Wi-Fi Boosts Security
To answer charges of weak security in popular Wi-Fi networks, an industry group is announcing an enhanced wireless security scheme that in most cases avoids the need for hardware upgrades.
The new spec, Wi-Fi Protected Access (WPA), offers better security than the WEP (Wired Equivalent Privacy) security algorithm currently built into both the 11-megabits-per-second (802.11b) and the 54-mbps (802.11a) versions of Wi-Fi. Officials of the Wi-Fi Alliance, a trade group that certifies Wi-Fi products for interoperability, say that vendors should be able to offer WPA via drivers and firmware upgrades for legacy products starting in February.
WPA is based on parts of the IEEE's coming
People and companies that already have Wi-Fi networks up and running will in many cases be able to enjoy the improved security in WPA via firmware upgrades supplied by their equipment vendors.
How does WPA improve on WEP? WEP requires users to enter a "key" whose length varies with the strength of encryption that the hardware supports and with whether you use hexadecimal or ASCII characters. The key is used to encrypt data transmitted over the network. Since the WEP key is static, however, a well-equipped hacker can identify it in as little as an hour or by intercepting and analyzing the encrypted content.
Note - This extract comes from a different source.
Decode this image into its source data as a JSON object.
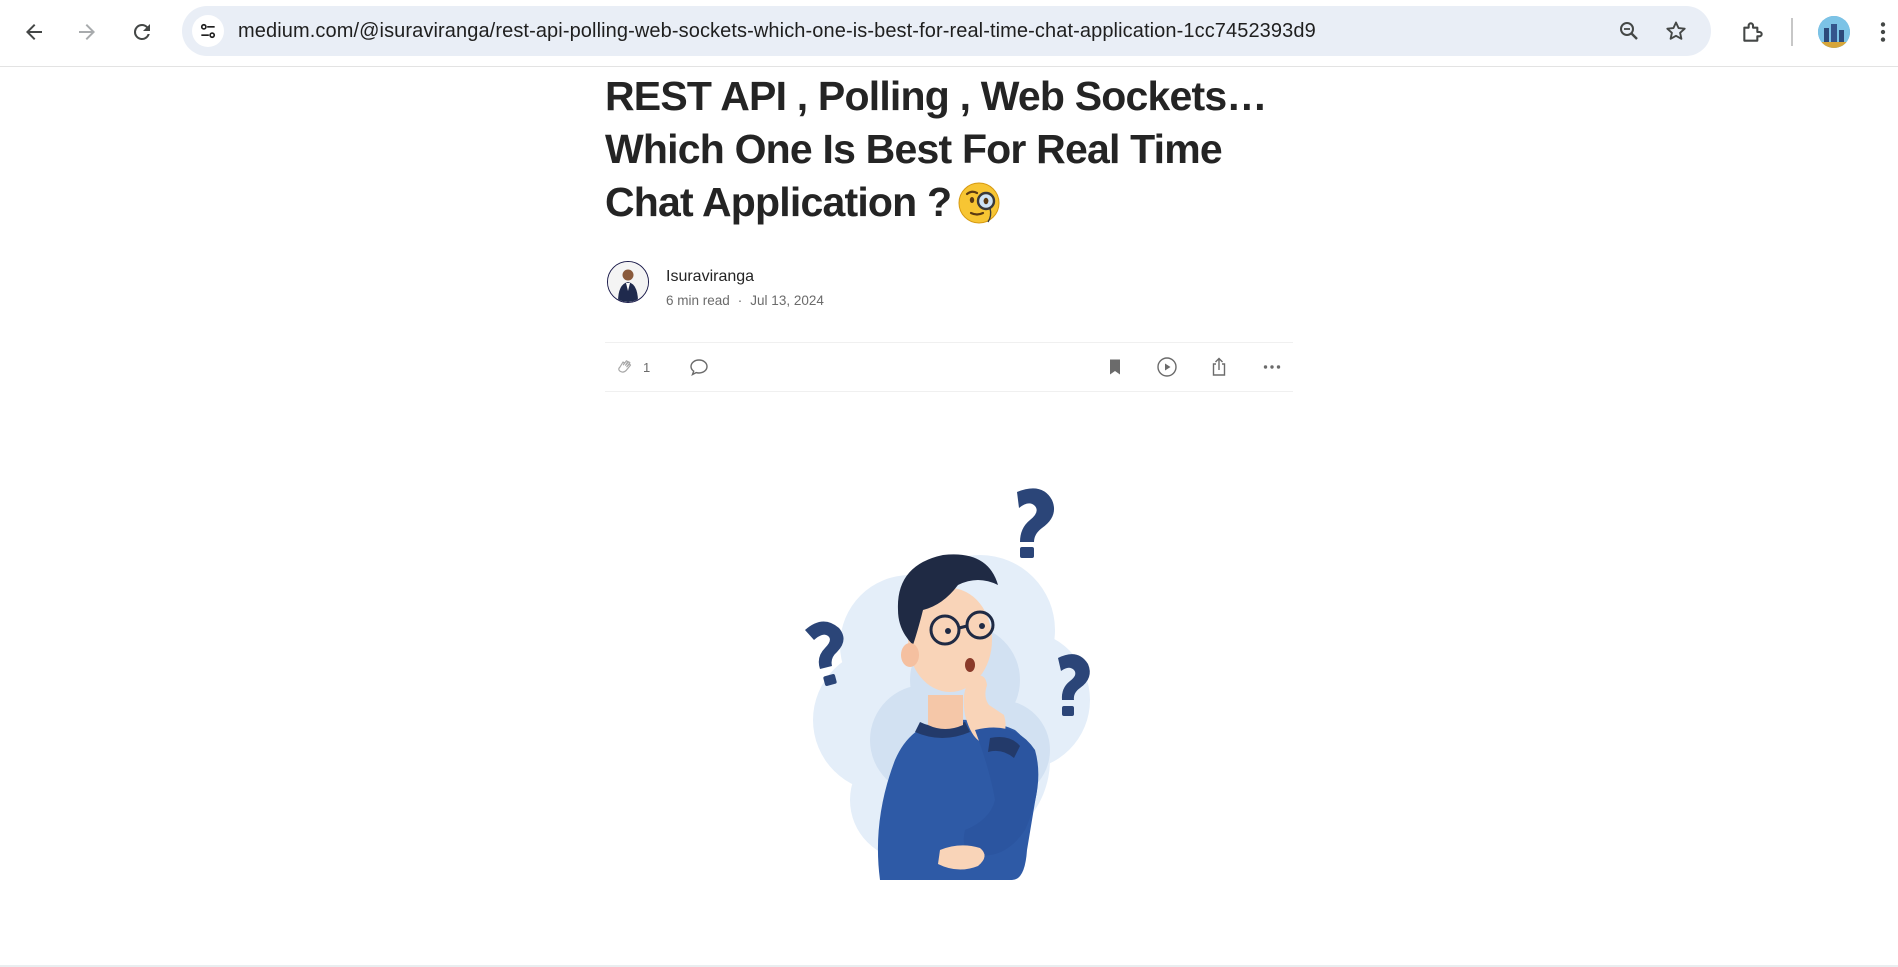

With WPA, as with WEP, you start by entering a password. But "this password only initializes or kicks off the encryption process," says David Cohen, chair of the Wi-Fi Alliance's security task force. "The actual key rotates all the time. A new key is used for every data packet set over the air."
This improved encryption technology, known as TKIP (Temporal Key Integrity Protocol), is much tougher to break than WEP. Vendors don't have to offer it immediately, but the Wi-Fi Alliance will begin certification testing of WPA software upgrades and products in February. By next fall, WPA support will be a prerequisite for Wi-Fi Alliance certification (replacing the current WEP requirement).
WPA will work with all variants of Wi-Fi, including 802.11b (11 mbps on the 2.4-ghz band), 802.11a (54 mpbs on the 5-ghz band), and the new 802.11g standard (54 mbps on the 2.4-ghz band).
WPA will work in two different ways, depending on the type of network. In corporate settings, it will work with authentication servers, so IT staffs can manage network security. In homes and small offices lacking authentication servers, the technology will work in a so-called preshared key mode. Users simply enter the network key to gain access.
"It's definitely a good step," says Bob O'Donnell, director of personal technology for research firm IDC. "They clearly needed to do something, not only from an actual perspective but from a public relations perspective."
O'Donnell notes, however, that every device on a wireless network must be upgraded to WPA in order for the new standard to take effect. If some devices still use WEP, the entire network will fall back to the older, weaker security algorithm. This could be a problem in configurations of Wi-Fi products assembled from multiple vendors, especially if vendors are slow to offer the software upgrade.
But O'Donnell thinks that most vendors will offer the upgrade in a timely manner. "They recognize that there's a need to improve security. As hot as 802.11 is--and it's very hot--the only thing that's keeping it from going through the roof is the security."
A few caveats remain. WPA won't work if you're operating in ad hoc mode, with a simple peer-to-peer configuration of clients and no access point or gateway, O'Donnell says.
Of course, the best security algorithms in the world won't help if you don't turn them on. Like WEP before it, WPA will not, by default, be enabled after you upgrade, notes Ken Dulaney, a Gartner analyst. So when the upgrades become available, security-conscious wireless network users should be sure to install them and set a password in order to safeguard their network from outsiders.